Sunday, November 30, 2014

CCA: Junk science writ covers bad scientists as well as bad science

As birthday presents go, Texas Court of Criminal Appeals Judge Cathy Cochran quoting me in a concurrence on the winning side of Ex Parte Robbins - the first, pivotal case interpreting the state's new junk science writ, as it's been called, at Art. 11.073 of the Code of Criminal Procedure - was the best one I got this year. That statute, which became effective Sept. 1, 2013, provided a new basis for habeas relief if a defendant can show, by a preponderance of the evidence, that they would not have been convicted if erroneous scientific evidence had not been used against them.

This is the second time the court considered a writ from Neal Robbins on this topic; see Grits coverage from the first, before the new law had passed.

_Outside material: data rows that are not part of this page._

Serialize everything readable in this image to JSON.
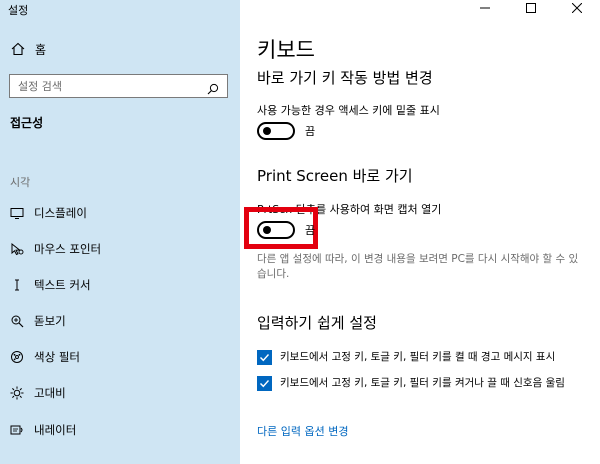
{
  "window": {
    "title": "설정"
  },
  "sidebar": {
    "home_label": "홈",
    "search_placeholder": "설정 검색",
    "category": "접근성",
    "section_label": "시각",
    "items": [
      {
        "label": "디스플레이",
        "icon": "monitor-icon"
      },
      {
        "label": "마우스 포인터",
        "icon": "mouse-pointer-icon"
      },
      {
        "label": "텍스트 커서",
        "icon": "text-cursor-icon"
      },
      {
        "label": "돋보기",
        "icon": "magnifier-icon"
      },
      {
        "label": "색상 필터",
        "icon": "color-filter-icon"
      },
      {
        "label": "고대비",
        "icon": "high-contrast-icon"
      },
      {
        "label": "내레이터",
        "icon": "narrator-icon"
      }
    ]
  },
  "main": {
    "title": "키보드",
    "shortcut_section": {
      "heading": "바로 가기 키 작동 방법 변경",
      "underline_label": "사용 가능한 경우 액세스 키에 밑줄 표시",
      "underline_state": "끔"
    },
    "printscreen_section": {
      "heading": "Print Screen 바로 가기",
      "setting_label": "PrtScn 단추를 사용하여 화면 캡처 열기",
      "setting_state": "끔",
      "note": "다른 앱 설정에 따라, 이 변경 내용을 보려면 PC를 다시 시작해야 할 수 있습니다."
    },
    "typing_section": {
      "heading": "입력하기 쉽게 설정",
      "checkbox1": "키보드에서 고정 키, 토글 키, 필터 키를 켤 때 경고 메시지 표시",
      "checkbox2": "키보드에서 고정 키, 토글 키, 필터 키를 켜거나 끌 때 신호음 울림"
    },
    "link": "다른 입력 옵션 변경"
  },
  "colors": {
    "sidebar_bg": "#cfe5f3",
    "accent": "#0067c0",
    "highlight": "#e3000f"
  }
}
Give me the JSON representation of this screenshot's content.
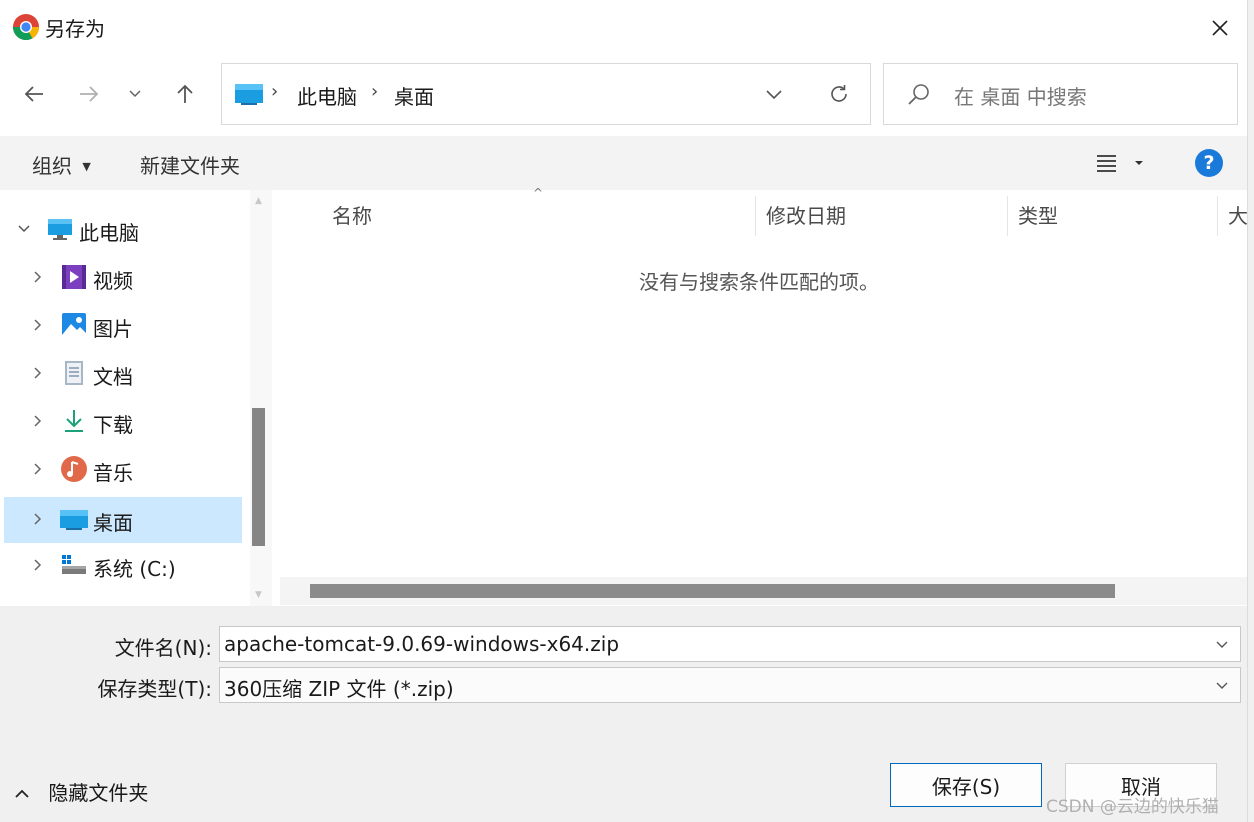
{
  "window": {
    "title": "另存为"
  },
  "breadcrumb": [
    "此电脑",
    "桌面"
  ],
  "search": {
    "placeholder": "在 桌面 中搜索"
  },
  "toolbar": {
    "organize": "组织",
    "new_folder": "新建文件夹"
  },
  "nav": {
    "items": [
      {
        "label": "此电脑",
        "icon": "computer-icon",
        "expanded": true
      },
      {
        "label": "视频",
        "icon": "video-icon"
      },
      {
        "label": "图片",
        "icon": "pictures-icon"
      },
      {
        "label": "文档",
        "icon": "documents-icon"
      },
      {
        "label": "下载",
        "icon": "download-icon"
      },
      {
        "label": "音乐",
        "icon": "music-icon"
      },
      {
        "label": "桌面",
        "icon": "desktop-icon",
        "selected": true
      },
      {
        "label": "系统 (C:)",
        "icon": "drive-icon"
      }
    ]
  },
  "columns": [
    "名称",
    "修改日期",
    "类型",
    "大"
  ],
  "empty_message": "没有与搜索条件匹配的项。",
  "form": {
    "filename_label": "文件名(N):",
    "filename_value": "apache-tomcat-9.0.69-windows-x64.zip",
    "filetype_label": "保存类型(T):",
    "filetype_value": "360压缩 ZIP 文件 (*.zip)"
  },
  "hide_folders": "隐藏文件夹",
  "buttons": {
    "save": "保存(S)",
    "cancel": "取消"
  },
  "watermark": "CSDN @云边的快乐猫",
  "colors": {
    "accent": "#0067c0",
    "selection": "#cce8ff",
    "help": "#1a7ad9"
  }
}
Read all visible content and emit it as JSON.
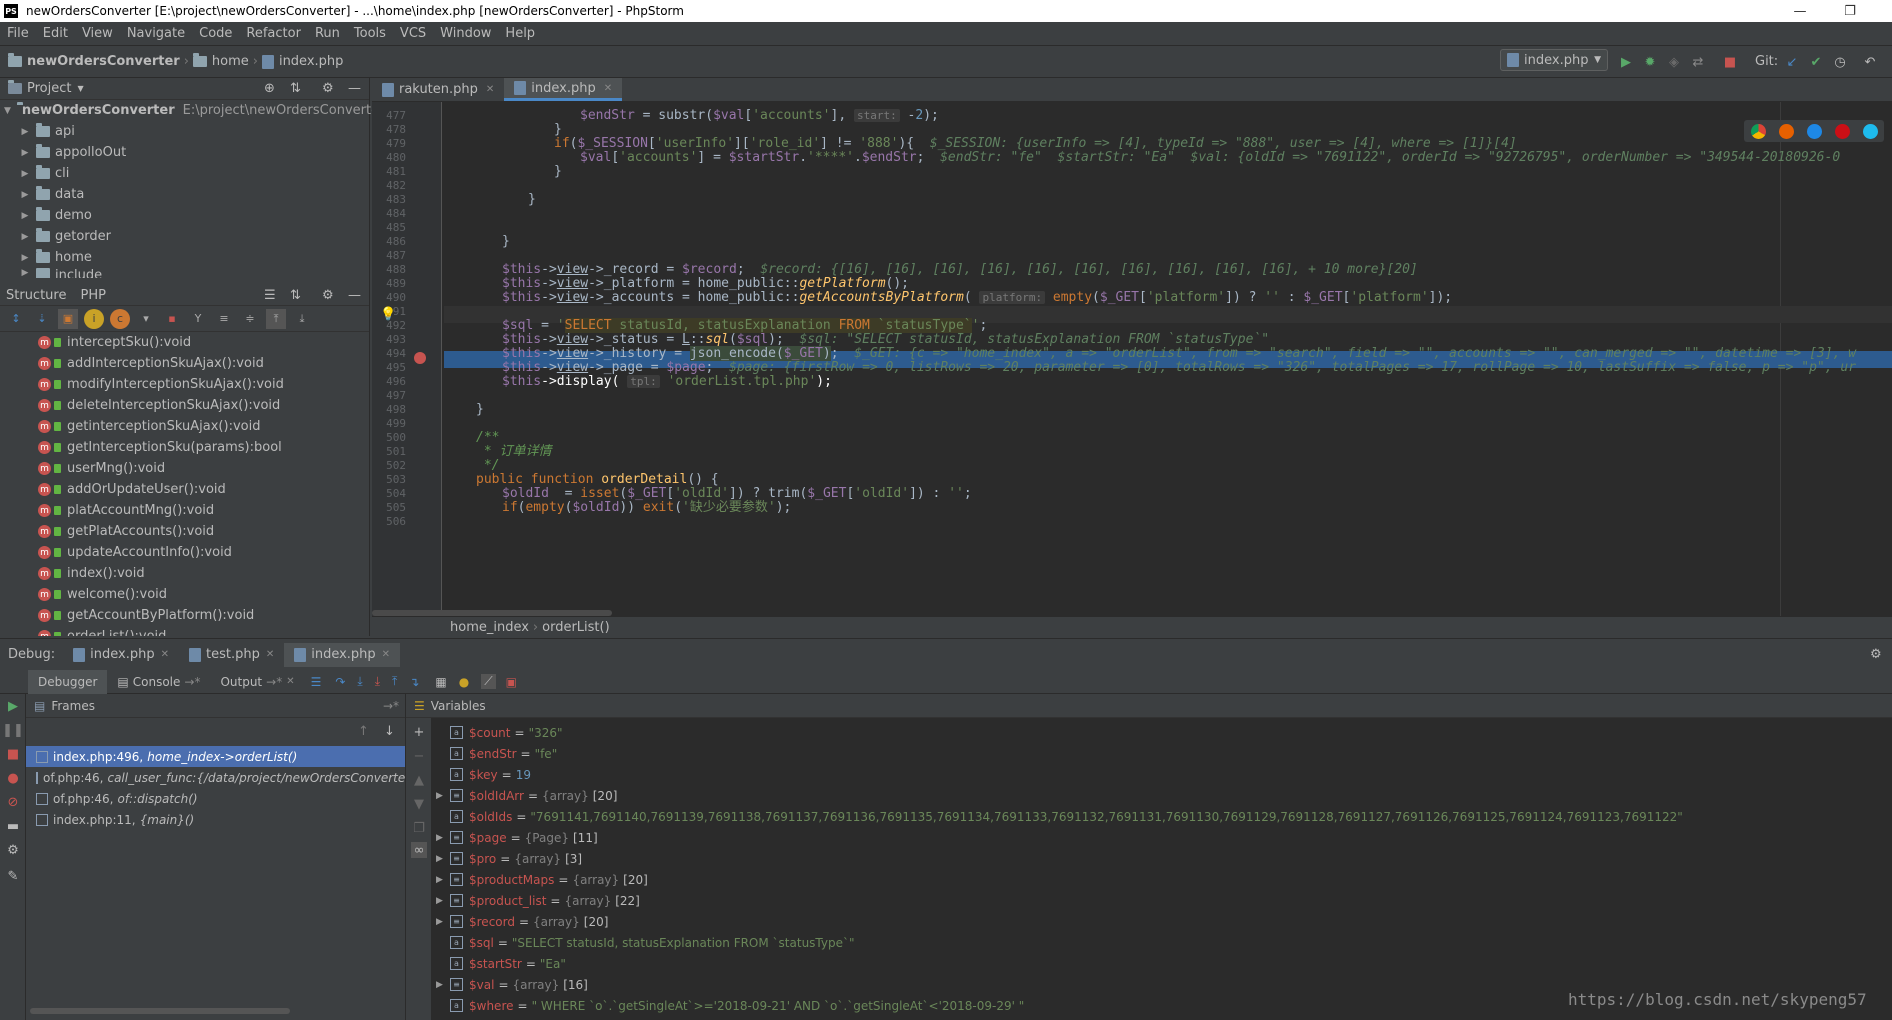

Judge Tom Price was the swing vote who switched positions in light of the new statute. (Congrats to Robbins' attorney Brian Wice for his perseverance.)

The court faced a tough question: What to do when the issue isn't that the field of science changed but the scientist herself was merely wrong and later self-corrected? On a close 5-4 vote, the court decided Robbins deserved relief, reading the statute to maximize the court's jurisdiction over junk-science habeas cases.

The judges divvied up the work. Judge Paul Womack, who will soon be leaving the court, wrote the main opinion. Judge Cochran's concurrence focused on making the case for an expansive reading in the legislative history. (Grits has explained before why she's right about that.) And Judge Cheryl Johnson's separate concurrence made the textual case, arguing that the court is not charged with evaluating science but evidence, which inevitably in court means the testimony of an individual scientist.

Judge Michael Keasler dissented, declaring the majority had reached an "absurd" result interpreting "an admittedly awkward" statute. He argued that the court's habeas jurisdiction under 11.073 should be limited to the narrowest possible class of defendants - extending only to bad science, in other words, but not bad scientists.  Judges Sharon Keller and Barbara Hervey agreed with Keasler save for a procedural right they said the defendant had not forfeited. The fourth dissenter, Larry Meyers, ironically believed the Legislature had inappropriately infringed on the court's authority by granting it optional ("may," not "shall") authority over a new class of cases.

Why ironic? While helping the Innocence Project of Texas advocate for passage of Texas' junk science writ, I had occasion to read an excellent book by Paul Halliday titled, "Habeas Corpus: From England to Empire," which sampled every fourth year's habeas corpus writs (and selected, notable others from the off years) from the King's Court in England over hundreds of years to portray the writ as a dynamic arena for turf wars between the judicial and legislative branches. Over the course of British history, Halliday argued, and I would argue over American history (certainly Texas'), too, most legislation regarding habeas corpus has restricted courts' jurisdiction. The best, recent example in Texas were legislative restrictions on habeas in the '90s aimed at speeding up executions, strictures that one of their legislative authors, Pete Gallego, has said went too far.

Thanks to Halliday's book, as the Innocence Project of Texas promoted the legislation being interpreted in Robbins, (a task with which I assisted them as Policy Director for several years), I was acutely aware that this bill cut against the historical grain by granting the court more habeas power rather than limiting it. As originally conceived, habeas corpus was a function of the unfettered divine right of kings, and thus the King's Court, to bestow mercy on their subjects. Limitations on the Great Writ arose when the will of the Court conflicted with elected Parliaments down the line.

Today, we're centuries away from divine rights. Legislative bodies have profoundly constrained habeas corpus and thus the ability of courts to dispense justice to prisoners as they see fit, independent of the popular will of the day. But thanks to 2013 legislation by Sen. John Whitmire and Rep. Sylvester Turner, the CCA has enjoyed a rare reversal of the historical trend of vanishing habeas authority. Meyers' impression is that the Legislature was meddling. My impression is that they were correcting for past meddling.

Otherwise, read the opinions for yourselves; it is what it is. Unless the new court sees things differently next spring (three members of the Robbins majority will be replaced in January), for now the CCA has maximized its jurisdiction to remedy bad scientists in criminal cases as well as bad science.

This was the outcome Grits had hoped for, interpreting the new statute broadly. Even if the timing was serendipitous, there's no question the Robbins decision was my favorite birthday gift of the year.

MORE: From Craig Malisow at the Houston Press.


Anonymous said...

It's a pity that the statute does not extend to wrongful sentences as well, given that a good deal of the junk science in Texas cases has been the use of e.g. spurious "predictions" of future dangerousness in capital cases. Anyone talking to their legislator about that anomaly?

Gritsforbreakfast said...

I'm not sure that it doesn't, 12:02. The CCA appears to have used it to grant Bernie Tiede a new sentencing hearing because an expert gave false testimony.

Doc MB said...

Not a timely reply, however a few of us Forensic Odontologists argue today that the "identification science" of bite mark analysis to purport to name a suspect, is erroneous.